Been in business since ‘70s, have updated methods, say traders

Kunal filed a plea regarding these units in Beadon Pura area in the National Green Tribunal (NGT)

delhi Updated: May 19, 2019 04:43 IST
Vatsala Shrangi and Joydeep Thakur
Vatsala Shrangi and Joydeep Thakur
Hindustan Times, New Delhi
Artisans at work at a small unit that handles gold and silver ornamental work in Regar Pura in Karol Bagh, in New Delhi
Artisans at work at a small unit that handles gold and silver ornamental work in Regar Pura in Karol Bagh, in New Delhi(Raj K Raj/ Hindustan Times)
         

On the first floor of a four-storey house in Karol Bagh, five artisans sat on the floor, hunched over a wooden bench, engrossed in their work — while some were assembling the unfinished jewellery, others were engaged in soldering them.

“We have been in business since the 1970s. The number of such units have multiplied since,” said Badal Mondal, owner of jewellery unit. “We have updated our methods and there is no chance of pollution.”

But of late, the area has come under the lens of pollution watchdog with residents pointing to increasing pollution as these units multiplied.

“I have grown up in this area and have been seeing the way the units have grown over the years,” said 40-year-old advocate Kunal, who goes by only one name. “It has been years that residents, in particular, the elderly, have been complaining of whiffs of acid in the air resulting in respiratory problems.
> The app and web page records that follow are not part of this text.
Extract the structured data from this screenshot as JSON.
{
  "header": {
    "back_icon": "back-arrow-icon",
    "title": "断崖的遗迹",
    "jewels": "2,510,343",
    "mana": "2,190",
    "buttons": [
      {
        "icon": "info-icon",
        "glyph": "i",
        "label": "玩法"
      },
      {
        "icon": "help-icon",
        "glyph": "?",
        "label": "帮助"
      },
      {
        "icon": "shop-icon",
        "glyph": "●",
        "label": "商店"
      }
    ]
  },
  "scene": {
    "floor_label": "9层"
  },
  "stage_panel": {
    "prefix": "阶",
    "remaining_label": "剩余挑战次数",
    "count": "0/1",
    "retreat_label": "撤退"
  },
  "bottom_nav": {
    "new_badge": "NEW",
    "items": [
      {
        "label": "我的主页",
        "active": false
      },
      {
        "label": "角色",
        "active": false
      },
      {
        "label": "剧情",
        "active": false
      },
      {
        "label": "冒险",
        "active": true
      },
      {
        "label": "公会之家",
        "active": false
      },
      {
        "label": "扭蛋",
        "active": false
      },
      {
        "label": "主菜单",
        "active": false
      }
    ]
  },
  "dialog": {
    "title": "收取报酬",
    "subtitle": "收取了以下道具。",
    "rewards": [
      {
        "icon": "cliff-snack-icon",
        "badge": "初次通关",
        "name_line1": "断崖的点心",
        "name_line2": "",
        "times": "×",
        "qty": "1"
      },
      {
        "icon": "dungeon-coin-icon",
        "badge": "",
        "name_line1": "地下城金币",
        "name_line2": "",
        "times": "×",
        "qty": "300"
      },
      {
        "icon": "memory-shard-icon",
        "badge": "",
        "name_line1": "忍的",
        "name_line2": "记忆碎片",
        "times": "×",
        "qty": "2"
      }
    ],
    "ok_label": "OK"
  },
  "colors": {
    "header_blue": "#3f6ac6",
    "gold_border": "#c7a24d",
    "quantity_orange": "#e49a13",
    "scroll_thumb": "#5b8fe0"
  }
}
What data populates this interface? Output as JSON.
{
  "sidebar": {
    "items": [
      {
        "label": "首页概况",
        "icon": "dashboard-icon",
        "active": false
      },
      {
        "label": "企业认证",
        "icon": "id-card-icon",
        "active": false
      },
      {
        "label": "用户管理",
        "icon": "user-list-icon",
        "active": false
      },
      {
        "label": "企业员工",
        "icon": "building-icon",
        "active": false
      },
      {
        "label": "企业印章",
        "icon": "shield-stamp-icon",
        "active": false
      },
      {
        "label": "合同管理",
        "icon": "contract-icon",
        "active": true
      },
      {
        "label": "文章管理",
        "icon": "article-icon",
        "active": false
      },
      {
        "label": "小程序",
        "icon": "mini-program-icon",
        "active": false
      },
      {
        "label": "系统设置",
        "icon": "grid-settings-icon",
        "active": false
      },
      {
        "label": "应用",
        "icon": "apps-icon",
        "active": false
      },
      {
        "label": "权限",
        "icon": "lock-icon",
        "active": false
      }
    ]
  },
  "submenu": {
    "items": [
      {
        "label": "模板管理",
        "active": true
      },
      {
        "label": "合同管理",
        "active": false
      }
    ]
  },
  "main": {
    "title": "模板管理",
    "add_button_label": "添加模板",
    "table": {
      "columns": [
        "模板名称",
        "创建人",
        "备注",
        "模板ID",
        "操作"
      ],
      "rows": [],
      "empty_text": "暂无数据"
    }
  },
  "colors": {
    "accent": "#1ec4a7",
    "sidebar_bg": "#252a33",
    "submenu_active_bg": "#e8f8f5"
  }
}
The units are also ticking time-bombs with no fire exits and the use of LPG cylinders.”

Kunal filed a plea regarding these units in Beadon Pura area in the National Green Tribunal (NGT).

For traders, the state pollution watchdog’s order to shut polluting units comes on the back of last year’s sealing of illegal units on the orders of a Supreme Court-appointed monitoring committee. At least 85 units were shut in that drive. “It has been a rough year,” said Hait who owns a unit here. “Business is down by half already.”

He says that business have been going green and that the only polluting activity they had was disposing of effluents during polishing, for which they have installed machines costing ₹2 lakh each. “And now that we have machines to handle even that, they (government) should not come after us,” he said.

While around 100-150 shops that are running from the ground floor have been issued licenses from the municipal corporation, the others on the upper floors are yet to get them, said traders.

“We had met with the north corporation recently over the looming threat of closure. He assured us that the units operating from upper floors too could apply for trade licenses soon. He told us that once the elections are over, the proposal for the same will be moved in the Standing Committee,” said Bivash Chandra Maity, general secretary of the Delhi Swarnakar Sangha.